What’s the best way to teach a kid about the forces that shape the Earth? You could let her read about the subject, or give her some diagrams to look at.

Or you could just let her have a go at doing the shaping herself.

That’s the thinking behind Earth: A Primer, a new interactive book for the iPad. It covers the basics of geology—how volcanoes form, how erosion works—but instead of simply telling you about these processes, it actually lets you control them. Each topic’s page pairs text and a simulation, distilling millions of years of geologic activity into a bright multitouch plaything. Like a deity in training, you can sculpt mountains, summon rain storms, and move tectonic plates with your fingertips. It’s a novel way to learn about our planet, certainly. But it’s also an inspiring design experiment, and a reminder that interactive media is a young and undeveloped world itself.
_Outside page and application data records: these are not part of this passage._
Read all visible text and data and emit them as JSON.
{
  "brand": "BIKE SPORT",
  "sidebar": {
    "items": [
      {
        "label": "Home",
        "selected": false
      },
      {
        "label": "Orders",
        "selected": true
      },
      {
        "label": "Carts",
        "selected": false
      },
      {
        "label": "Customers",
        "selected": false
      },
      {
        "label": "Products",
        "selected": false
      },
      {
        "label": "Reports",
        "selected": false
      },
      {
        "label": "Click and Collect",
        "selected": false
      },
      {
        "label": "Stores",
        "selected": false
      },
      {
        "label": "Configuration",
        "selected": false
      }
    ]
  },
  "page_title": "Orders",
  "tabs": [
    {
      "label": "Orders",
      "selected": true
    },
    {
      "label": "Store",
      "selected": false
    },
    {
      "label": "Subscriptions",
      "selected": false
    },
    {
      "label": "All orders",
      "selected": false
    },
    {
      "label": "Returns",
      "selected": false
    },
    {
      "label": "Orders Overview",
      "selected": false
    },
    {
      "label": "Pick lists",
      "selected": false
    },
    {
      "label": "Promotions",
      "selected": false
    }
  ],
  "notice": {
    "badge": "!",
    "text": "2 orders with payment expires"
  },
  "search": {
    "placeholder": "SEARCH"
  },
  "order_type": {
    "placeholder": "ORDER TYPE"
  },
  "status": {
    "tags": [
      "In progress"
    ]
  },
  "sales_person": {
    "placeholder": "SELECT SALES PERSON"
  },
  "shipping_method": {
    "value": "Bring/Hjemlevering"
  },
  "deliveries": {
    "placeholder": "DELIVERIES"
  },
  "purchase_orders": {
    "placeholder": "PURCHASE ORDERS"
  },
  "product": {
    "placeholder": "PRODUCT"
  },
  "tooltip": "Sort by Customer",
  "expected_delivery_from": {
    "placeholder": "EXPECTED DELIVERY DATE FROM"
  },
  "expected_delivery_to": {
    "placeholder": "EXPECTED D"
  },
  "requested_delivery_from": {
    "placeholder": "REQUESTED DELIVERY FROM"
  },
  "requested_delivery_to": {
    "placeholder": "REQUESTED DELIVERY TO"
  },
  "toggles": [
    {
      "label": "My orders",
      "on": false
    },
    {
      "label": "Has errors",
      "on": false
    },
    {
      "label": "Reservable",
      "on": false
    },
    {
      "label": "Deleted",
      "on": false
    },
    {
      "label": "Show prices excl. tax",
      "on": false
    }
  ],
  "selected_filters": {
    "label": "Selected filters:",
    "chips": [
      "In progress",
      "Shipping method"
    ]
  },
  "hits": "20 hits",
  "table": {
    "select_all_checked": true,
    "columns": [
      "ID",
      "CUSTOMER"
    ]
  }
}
The app’s genesis dates back nearly five years, and its creation involves some noteworthy influences. It was developed by Chaim Gingold, an interactive designer based in San Francisco. Gingold had just finished building the Creature Creator for Spore, Will Wright’s ambitious simulation game, and had started work on an ambitious simulation game of his own. But it was too big a task for a lone designer, so he turned his focus on one component: the game’s geology simulator.

Source: Wired.com - see full article